** MATERIAL SUPPLIED follows **

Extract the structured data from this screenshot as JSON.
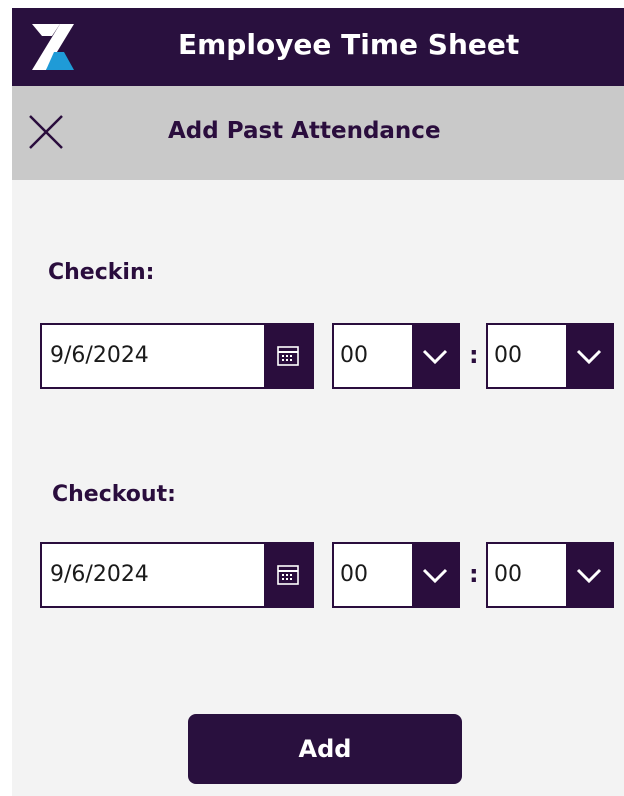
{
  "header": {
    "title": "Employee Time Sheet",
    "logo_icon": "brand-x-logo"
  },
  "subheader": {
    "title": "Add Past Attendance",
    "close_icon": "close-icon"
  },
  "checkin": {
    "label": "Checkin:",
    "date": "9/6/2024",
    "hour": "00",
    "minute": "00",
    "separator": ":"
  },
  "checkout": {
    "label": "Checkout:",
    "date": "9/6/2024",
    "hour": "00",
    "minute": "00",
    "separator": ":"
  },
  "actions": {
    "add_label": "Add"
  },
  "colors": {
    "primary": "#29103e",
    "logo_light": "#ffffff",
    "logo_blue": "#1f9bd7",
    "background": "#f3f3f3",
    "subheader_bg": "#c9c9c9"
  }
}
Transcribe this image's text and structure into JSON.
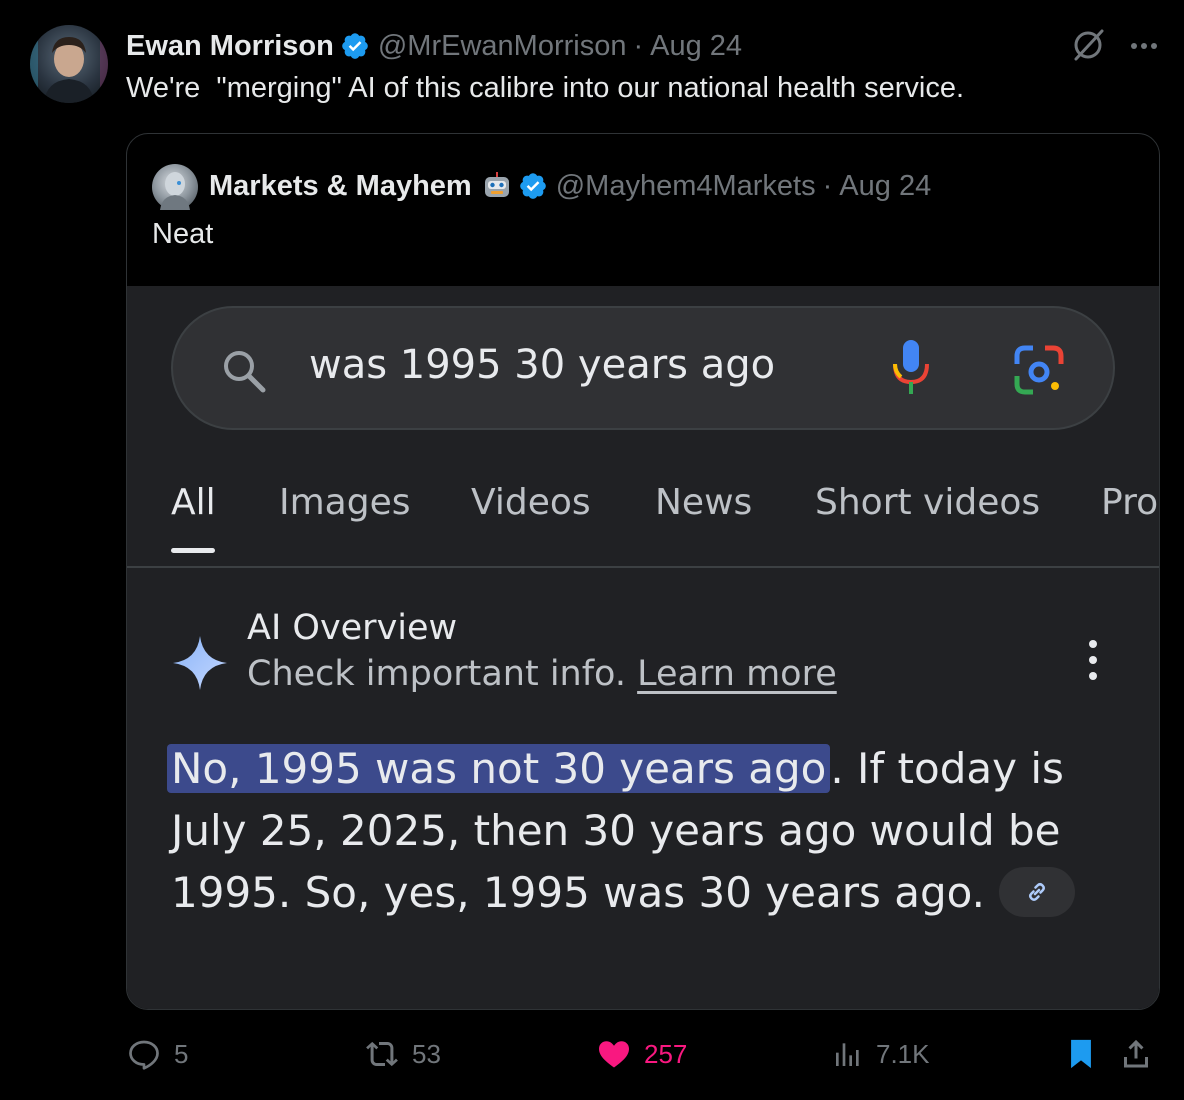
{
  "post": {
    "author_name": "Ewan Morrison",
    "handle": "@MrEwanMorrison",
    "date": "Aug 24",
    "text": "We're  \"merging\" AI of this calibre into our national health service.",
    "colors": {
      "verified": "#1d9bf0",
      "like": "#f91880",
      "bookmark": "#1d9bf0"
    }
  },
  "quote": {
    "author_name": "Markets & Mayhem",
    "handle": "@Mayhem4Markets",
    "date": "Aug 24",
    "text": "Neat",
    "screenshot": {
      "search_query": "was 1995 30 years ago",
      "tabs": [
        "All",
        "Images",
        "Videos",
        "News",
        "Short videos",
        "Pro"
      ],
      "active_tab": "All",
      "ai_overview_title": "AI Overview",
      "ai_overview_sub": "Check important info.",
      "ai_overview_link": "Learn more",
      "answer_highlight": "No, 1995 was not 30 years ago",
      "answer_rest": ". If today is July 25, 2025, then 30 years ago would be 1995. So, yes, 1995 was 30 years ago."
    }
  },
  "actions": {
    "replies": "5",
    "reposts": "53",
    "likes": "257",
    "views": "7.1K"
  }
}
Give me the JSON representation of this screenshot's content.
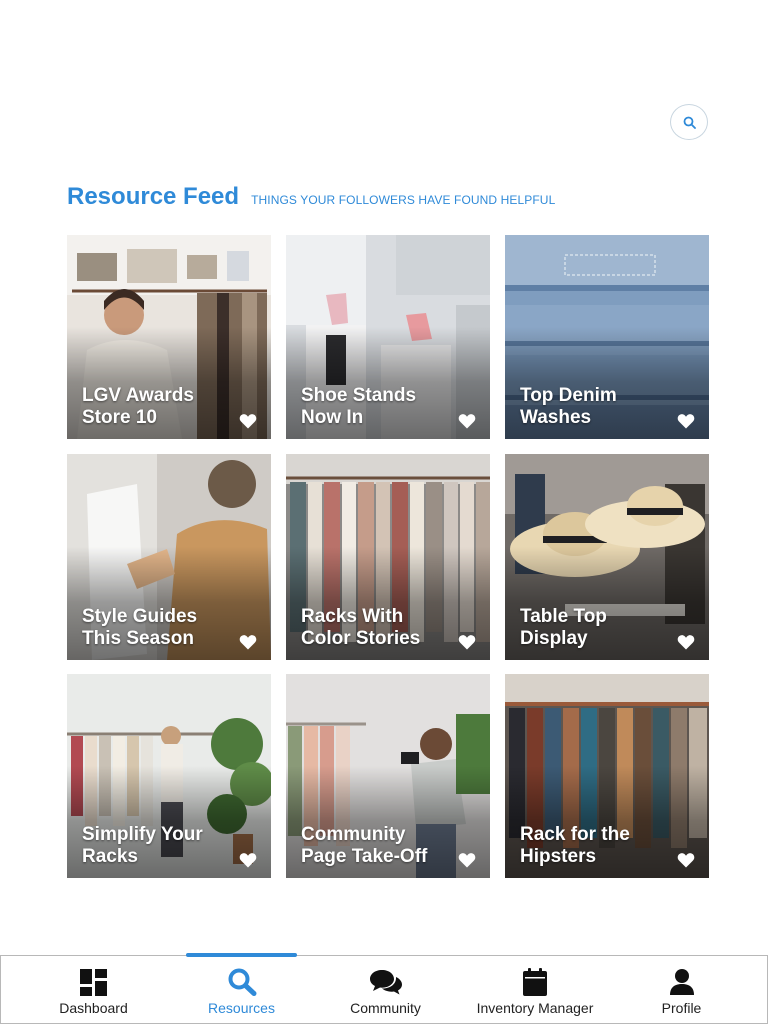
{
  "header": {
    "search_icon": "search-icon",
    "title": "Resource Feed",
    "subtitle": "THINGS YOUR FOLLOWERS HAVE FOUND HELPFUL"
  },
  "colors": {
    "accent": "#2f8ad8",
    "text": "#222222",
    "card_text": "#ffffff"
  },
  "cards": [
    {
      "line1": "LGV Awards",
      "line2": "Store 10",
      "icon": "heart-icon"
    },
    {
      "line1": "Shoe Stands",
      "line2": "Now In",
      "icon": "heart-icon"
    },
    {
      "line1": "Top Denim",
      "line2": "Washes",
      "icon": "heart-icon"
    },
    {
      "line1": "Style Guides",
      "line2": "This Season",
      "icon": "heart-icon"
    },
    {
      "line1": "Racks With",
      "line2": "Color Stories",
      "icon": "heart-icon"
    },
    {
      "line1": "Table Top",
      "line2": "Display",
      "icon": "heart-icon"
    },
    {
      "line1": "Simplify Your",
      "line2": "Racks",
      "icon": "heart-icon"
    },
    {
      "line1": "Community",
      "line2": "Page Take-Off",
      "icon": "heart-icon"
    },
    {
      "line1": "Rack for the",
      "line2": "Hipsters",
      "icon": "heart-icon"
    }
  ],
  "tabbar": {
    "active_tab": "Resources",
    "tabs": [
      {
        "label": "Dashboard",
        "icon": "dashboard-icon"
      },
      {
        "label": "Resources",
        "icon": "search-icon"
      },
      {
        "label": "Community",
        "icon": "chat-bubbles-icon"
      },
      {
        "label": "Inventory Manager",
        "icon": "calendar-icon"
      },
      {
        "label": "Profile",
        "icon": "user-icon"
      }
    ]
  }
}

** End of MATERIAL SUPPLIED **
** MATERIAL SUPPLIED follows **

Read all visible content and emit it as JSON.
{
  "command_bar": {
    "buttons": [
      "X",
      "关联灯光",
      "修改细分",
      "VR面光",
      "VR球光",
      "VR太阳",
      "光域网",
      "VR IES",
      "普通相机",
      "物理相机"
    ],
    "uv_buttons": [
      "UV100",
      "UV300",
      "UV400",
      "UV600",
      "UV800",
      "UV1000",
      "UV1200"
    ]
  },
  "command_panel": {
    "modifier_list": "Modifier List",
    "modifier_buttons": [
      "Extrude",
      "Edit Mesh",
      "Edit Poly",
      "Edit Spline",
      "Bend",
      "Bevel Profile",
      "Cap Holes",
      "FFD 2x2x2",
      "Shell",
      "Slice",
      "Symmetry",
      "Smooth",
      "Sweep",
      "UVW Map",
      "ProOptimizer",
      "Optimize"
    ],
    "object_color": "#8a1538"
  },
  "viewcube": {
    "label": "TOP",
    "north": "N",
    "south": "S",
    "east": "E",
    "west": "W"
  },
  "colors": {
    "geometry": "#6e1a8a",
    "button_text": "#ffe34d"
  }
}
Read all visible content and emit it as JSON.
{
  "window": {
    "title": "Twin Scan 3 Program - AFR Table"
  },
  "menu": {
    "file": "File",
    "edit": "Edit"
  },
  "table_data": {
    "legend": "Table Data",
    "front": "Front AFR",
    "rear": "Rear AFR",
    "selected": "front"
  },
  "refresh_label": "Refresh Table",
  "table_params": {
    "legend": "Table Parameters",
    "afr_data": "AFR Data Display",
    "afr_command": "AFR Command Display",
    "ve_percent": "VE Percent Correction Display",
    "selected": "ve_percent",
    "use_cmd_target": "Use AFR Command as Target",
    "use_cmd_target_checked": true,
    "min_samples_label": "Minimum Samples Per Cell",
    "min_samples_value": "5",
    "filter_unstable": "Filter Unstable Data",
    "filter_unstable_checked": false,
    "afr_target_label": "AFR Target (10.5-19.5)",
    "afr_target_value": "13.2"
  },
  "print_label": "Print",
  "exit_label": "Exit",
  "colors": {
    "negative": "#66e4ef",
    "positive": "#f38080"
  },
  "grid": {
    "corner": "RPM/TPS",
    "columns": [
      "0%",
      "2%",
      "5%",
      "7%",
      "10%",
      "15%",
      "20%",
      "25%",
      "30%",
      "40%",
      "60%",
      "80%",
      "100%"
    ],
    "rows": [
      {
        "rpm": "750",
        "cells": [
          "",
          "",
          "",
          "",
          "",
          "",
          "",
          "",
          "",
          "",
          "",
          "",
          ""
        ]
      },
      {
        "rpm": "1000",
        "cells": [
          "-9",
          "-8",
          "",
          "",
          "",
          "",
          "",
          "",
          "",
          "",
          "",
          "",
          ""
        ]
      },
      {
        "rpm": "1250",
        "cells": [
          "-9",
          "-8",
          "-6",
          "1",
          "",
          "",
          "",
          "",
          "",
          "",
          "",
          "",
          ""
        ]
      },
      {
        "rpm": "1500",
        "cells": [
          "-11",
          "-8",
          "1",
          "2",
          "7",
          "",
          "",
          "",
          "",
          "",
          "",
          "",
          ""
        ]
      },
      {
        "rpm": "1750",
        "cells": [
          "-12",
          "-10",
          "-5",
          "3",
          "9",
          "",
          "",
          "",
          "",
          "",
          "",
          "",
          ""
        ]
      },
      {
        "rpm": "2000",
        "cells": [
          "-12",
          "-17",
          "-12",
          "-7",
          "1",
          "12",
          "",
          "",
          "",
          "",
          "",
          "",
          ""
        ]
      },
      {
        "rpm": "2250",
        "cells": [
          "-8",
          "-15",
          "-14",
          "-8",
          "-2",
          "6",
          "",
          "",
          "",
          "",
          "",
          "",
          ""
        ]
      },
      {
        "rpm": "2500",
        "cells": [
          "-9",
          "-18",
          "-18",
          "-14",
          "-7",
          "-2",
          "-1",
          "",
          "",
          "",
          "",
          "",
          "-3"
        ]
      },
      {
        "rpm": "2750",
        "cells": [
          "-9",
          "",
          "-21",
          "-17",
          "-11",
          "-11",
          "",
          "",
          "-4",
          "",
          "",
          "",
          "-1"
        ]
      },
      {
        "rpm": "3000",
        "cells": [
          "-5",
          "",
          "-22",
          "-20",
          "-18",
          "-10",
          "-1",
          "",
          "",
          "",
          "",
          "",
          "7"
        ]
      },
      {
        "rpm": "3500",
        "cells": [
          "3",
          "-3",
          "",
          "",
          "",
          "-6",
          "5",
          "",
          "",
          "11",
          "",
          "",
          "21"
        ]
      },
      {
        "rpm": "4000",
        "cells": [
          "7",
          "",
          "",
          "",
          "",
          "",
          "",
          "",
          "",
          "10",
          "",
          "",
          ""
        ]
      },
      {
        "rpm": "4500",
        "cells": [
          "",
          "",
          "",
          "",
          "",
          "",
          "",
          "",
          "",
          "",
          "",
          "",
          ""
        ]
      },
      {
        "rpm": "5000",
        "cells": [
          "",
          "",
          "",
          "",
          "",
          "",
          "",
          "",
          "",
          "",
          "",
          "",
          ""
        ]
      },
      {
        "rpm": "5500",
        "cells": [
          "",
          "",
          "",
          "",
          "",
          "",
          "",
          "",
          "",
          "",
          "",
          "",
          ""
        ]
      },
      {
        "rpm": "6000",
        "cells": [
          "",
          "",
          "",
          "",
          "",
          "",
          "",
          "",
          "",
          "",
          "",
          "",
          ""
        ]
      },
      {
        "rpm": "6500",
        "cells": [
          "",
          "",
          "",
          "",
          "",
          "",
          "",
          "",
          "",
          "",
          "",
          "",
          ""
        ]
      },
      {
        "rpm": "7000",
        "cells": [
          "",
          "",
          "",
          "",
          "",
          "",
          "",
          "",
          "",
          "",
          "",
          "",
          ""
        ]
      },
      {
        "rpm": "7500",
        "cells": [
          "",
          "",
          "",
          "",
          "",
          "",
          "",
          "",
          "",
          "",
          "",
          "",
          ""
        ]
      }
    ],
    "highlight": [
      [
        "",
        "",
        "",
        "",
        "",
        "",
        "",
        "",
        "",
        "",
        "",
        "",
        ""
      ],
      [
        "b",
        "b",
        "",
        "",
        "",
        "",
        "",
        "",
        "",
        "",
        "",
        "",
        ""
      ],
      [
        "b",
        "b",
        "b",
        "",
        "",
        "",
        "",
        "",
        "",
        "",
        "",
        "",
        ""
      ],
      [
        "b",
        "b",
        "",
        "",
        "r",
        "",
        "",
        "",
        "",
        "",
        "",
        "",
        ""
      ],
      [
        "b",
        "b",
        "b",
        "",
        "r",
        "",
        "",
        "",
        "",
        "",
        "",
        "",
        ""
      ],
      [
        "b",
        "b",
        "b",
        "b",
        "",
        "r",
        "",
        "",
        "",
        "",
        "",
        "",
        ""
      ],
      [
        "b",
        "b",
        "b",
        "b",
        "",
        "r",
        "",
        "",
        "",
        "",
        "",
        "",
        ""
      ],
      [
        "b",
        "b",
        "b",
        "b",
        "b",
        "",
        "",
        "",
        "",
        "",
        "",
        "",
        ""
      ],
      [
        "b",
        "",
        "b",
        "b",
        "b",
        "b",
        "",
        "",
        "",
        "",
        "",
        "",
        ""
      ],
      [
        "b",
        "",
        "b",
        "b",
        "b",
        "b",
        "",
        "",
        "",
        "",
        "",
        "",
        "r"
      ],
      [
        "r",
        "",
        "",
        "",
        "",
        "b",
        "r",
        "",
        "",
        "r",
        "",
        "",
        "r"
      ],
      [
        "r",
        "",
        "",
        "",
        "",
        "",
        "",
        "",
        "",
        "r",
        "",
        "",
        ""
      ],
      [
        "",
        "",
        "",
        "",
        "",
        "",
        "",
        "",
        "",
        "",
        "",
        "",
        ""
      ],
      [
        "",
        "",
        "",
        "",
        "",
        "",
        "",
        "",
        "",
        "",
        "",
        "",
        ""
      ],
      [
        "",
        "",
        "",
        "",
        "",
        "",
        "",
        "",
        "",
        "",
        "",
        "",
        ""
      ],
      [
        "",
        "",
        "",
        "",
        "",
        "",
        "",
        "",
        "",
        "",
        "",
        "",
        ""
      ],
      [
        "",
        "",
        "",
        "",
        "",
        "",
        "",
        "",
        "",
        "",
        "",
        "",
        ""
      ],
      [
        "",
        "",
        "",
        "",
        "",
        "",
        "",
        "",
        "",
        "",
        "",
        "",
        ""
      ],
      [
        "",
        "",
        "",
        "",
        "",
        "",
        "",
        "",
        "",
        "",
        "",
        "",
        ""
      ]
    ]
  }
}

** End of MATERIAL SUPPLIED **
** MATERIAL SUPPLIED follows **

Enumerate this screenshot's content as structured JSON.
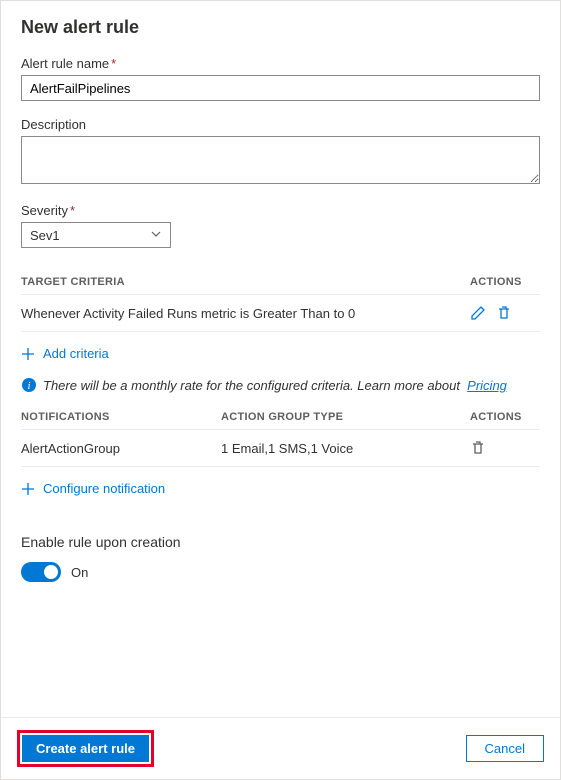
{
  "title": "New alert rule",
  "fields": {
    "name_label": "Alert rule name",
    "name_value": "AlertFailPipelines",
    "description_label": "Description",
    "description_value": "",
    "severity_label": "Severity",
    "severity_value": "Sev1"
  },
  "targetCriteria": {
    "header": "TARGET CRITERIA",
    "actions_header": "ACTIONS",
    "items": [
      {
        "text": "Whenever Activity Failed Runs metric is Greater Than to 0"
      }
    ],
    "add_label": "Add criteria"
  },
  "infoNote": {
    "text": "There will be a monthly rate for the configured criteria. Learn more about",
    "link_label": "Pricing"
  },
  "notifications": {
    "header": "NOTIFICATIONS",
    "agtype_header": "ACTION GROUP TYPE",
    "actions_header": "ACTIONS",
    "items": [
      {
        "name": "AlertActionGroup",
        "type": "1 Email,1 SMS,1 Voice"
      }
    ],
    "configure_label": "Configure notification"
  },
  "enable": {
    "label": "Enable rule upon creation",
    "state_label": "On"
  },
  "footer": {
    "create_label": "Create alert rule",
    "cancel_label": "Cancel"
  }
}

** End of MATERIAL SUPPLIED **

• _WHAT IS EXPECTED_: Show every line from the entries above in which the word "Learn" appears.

• _RESULT OF THE TASK_:
      "ai_overview_link": "Learn more",
    "text": "There will be a monthly rate for the configured criteria. Learn more about",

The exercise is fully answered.